Your instructions:
List each line of the data that holds the string "Remuneração", please.

________________

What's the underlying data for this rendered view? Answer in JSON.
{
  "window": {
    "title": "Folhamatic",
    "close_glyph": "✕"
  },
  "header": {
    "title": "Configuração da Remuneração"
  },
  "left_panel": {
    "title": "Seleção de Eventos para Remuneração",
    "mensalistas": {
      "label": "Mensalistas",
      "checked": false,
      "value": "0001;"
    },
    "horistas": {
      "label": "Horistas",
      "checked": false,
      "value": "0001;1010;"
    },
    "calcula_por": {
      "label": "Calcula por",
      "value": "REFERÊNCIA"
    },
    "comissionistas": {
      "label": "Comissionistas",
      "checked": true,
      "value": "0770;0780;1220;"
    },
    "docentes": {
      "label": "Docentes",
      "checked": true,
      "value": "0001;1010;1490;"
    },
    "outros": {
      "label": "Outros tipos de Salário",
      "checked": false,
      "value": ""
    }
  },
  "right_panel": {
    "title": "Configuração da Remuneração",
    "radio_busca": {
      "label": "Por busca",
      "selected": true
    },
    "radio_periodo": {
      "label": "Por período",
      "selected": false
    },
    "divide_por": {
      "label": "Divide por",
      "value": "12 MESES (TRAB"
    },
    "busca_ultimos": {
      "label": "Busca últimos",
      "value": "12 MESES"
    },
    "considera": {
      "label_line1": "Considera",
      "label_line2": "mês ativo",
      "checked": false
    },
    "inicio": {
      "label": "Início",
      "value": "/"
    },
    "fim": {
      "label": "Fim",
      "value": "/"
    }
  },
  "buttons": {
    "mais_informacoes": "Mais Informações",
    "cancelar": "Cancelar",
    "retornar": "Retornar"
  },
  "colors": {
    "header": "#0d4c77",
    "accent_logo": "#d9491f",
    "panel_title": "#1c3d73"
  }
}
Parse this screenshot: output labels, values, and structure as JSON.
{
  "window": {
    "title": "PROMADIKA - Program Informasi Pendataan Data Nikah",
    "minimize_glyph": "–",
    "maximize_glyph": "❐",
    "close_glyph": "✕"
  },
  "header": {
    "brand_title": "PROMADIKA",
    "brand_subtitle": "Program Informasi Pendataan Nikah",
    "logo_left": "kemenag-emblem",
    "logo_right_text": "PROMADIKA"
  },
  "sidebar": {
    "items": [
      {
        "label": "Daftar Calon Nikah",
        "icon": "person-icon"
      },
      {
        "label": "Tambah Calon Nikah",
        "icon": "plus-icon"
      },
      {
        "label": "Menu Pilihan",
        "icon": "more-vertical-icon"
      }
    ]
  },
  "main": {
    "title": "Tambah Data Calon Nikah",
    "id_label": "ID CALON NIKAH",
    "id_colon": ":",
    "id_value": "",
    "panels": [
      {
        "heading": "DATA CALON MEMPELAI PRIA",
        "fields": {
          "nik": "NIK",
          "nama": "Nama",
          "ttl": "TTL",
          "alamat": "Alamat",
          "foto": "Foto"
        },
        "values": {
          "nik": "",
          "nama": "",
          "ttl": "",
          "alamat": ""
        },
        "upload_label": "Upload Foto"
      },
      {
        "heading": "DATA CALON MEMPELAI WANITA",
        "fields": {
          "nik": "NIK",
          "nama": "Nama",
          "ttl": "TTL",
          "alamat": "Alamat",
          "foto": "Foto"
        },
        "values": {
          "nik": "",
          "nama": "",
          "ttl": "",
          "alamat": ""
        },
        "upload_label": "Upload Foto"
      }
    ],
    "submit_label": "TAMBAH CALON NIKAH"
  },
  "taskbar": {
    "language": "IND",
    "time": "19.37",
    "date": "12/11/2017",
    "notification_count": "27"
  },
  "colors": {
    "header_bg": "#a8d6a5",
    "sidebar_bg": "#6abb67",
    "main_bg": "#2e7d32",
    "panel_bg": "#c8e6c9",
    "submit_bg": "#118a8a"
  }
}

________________

Completed task:
    "title": "Configuração da Remuneração"
    "title": "Seleção de Eventos para Remuneração",
    "title": "Configuração da Remuneração",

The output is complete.